The problem: With images excluded, write out each entry below exactly as given.

####

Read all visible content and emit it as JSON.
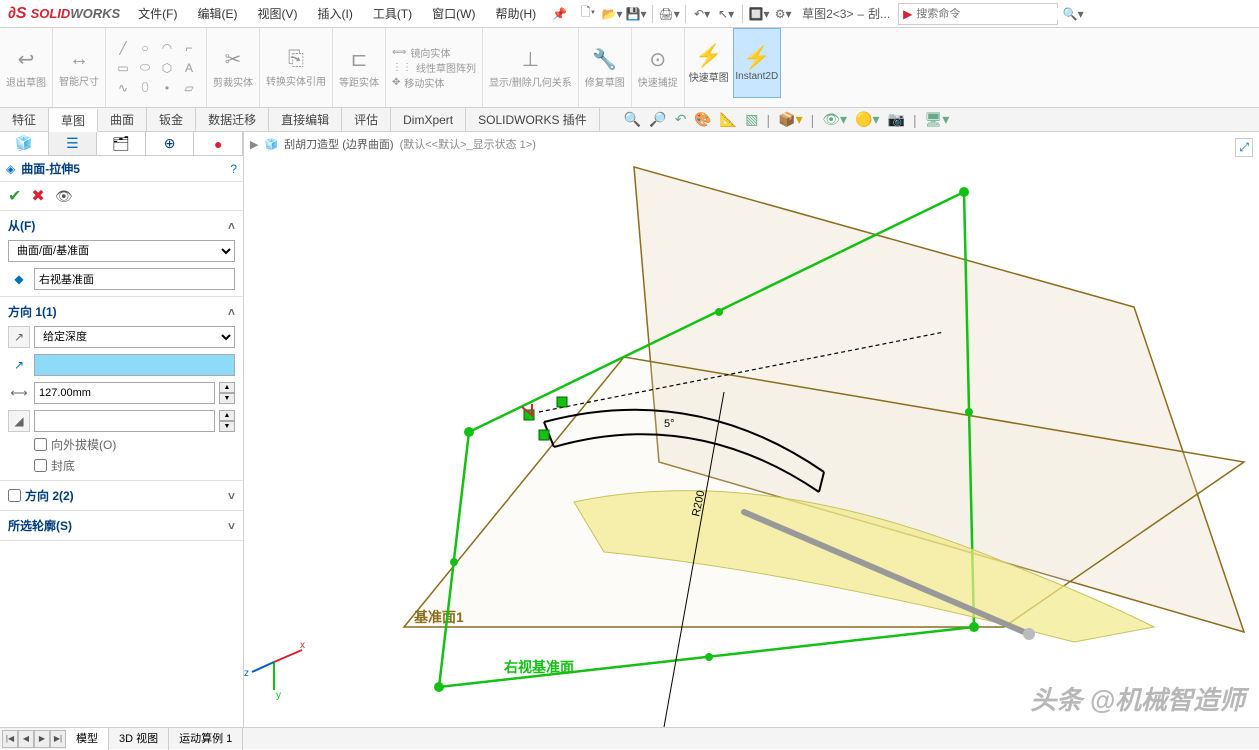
{
  "app": {
    "logo1": "SOLID",
    "logo2": "WORKS"
  },
  "menu": {
    "file": "文件(F)",
    "edit": "编辑(E)",
    "view": "视图(V)",
    "insert": "插入(I)",
    "tools": "工具(T)",
    "window": "窗口(W)",
    "help": "帮助(H)"
  },
  "breadcrumb_top": {
    "sketch": "草图2<3>",
    "sep": "–",
    "item": "刮..."
  },
  "search": {
    "placeholder": "搜索命令"
  },
  "ribbon": {
    "exit_sketch": "退出草图",
    "smart_dim": "智能尺寸",
    "trim": "剪裁实体",
    "convert": "转换实体引用",
    "offset": "等距实体",
    "mirror": "镜向实体",
    "linear_pattern": "线性草图阵列",
    "move": "移动实体",
    "display_del": "显示/删除几何关系",
    "repair": "修复草图",
    "quick_snap": "快速捕捉",
    "rapid_sketch": "快速草图",
    "instant2d": "Instant2D"
  },
  "tabs": {
    "feature": "特征",
    "sketch": "草图",
    "surface": "曲面",
    "sheetmetal": "钣金",
    "migrate": "数据迁移",
    "direct": "直接编辑",
    "eval": "评估",
    "dimxpert": "DimXpert",
    "addins": "SOLIDWORKS 插件"
  },
  "tree": {
    "part": "刮胡刀造型  (边界曲面)",
    "state": "(默认<<默认>_显示状态 1>)"
  },
  "fm": {
    "title": "曲面-拉伸5",
    "from_label": "从(F)",
    "from_option": "曲面/面/基准面",
    "from_selection": "右视基准面",
    "dir1_label": "方向 1(1)",
    "dir1_option": "给定深度",
    "dir1_value": "",
    "dir1_depth": "127.00mm",
    "draft_out": "向外拔模(O)",
    "cap": "封底",
    "dir2_label": "方向 2(2)",
    "contours_label": "所选轮廓(S)"
  },
  "viewport": {
    "plane1": "基准面1",
    "right_plane": "右视基准面",
    "dim_angle": "5°",
    "dim_radius": "R200"
  },
  "bottom": {
    "model": "模型",
    "view3d": "3D 视图",
    "motion": "运动算例 1"
  },
  "watermark": "头条 @机械智造师"
}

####

Result below:
Read all visible content and emit it as JSON.
{
  "app": {
    "logo1": "SOLID",
    "logo2": "WORKS"
  },
  "menu": {
    "file": "文件(F)",
    "edit": "编辑(E)",
    "view": "视图(V)",
    "insert": "插入(I)",
    "tools": "工具(T)",
    "window": "窗口(W)",
    "help": "帮助(H)"
  },
  "breadcrumb_top": {
    "sketch": "草图2<3>",
    "sep": "–",
    "item": "刮..."
  },
  "search": {
    "placeholder": "搜索命令"
  },
  "ribbon": {
    "exit_sketch": "退出草图",
    "smart_dim": "智能尺寸",
    "trim": "剪裁实体",
    "convert": "转换实体引用",
    "offset": "等距实体",
    "mirror": "镜向实体",
    "linear_pattern": "线性草图阵列",
    "move": "移动实体",
    "display_del": "显示/删除几何关系",
    "repair": "修复草图",
    "quick_snap": "快速捕捉",
    "rapid_sketch": "快速草图",
    "instant2d": "Instant2D"
  },
  "tabs": {
    "feature": "特征",
    "sketch": "草图",
    "surface": "曲面",
    "sheetmetal": "钣金",
    "migrate": "数据迁移",
    "direct": "直接编辑",
    "eval": "评估",
    "dimxpert": "DimXpert",
    "addins": "SOLIDWORKS 插件"
  },
  "tree": {
    "part": "刮胡刀造型  (边界曲面)",
    "state": "(默认<<默认>_显示状态 1>)"
  },
  "fm": {
    "title": "曲面-拉伸5",
    "from_label": "从(F)",
    "from_option": "曲面/面/基准面",
    "from_selection": "右视基准面",
    "dir1_label": "方向 1(1)",
    "dir1_option": "给定深度",
    "dir1_value": "",
    "dir1_depth": "127.00mm",
    "draft_out": "向外拔模(O)",
    "cap": "封底",
    "dir2_label": "方向 2(2)",
    "contours_label": "所选轮廓(S)"
  },
  "viewport": {
    "plane1": "基准面1",
    "right_plane": "右视基准面",
    "dim_angle": "5°",
    "dim_radius": "R200"
  },
  "bottom": {
    "model": "模型",
    "view3d": "3D 视图",
    "motion": "运动算例 1"
  },
  "watermark": "头条 @机械智造师"
}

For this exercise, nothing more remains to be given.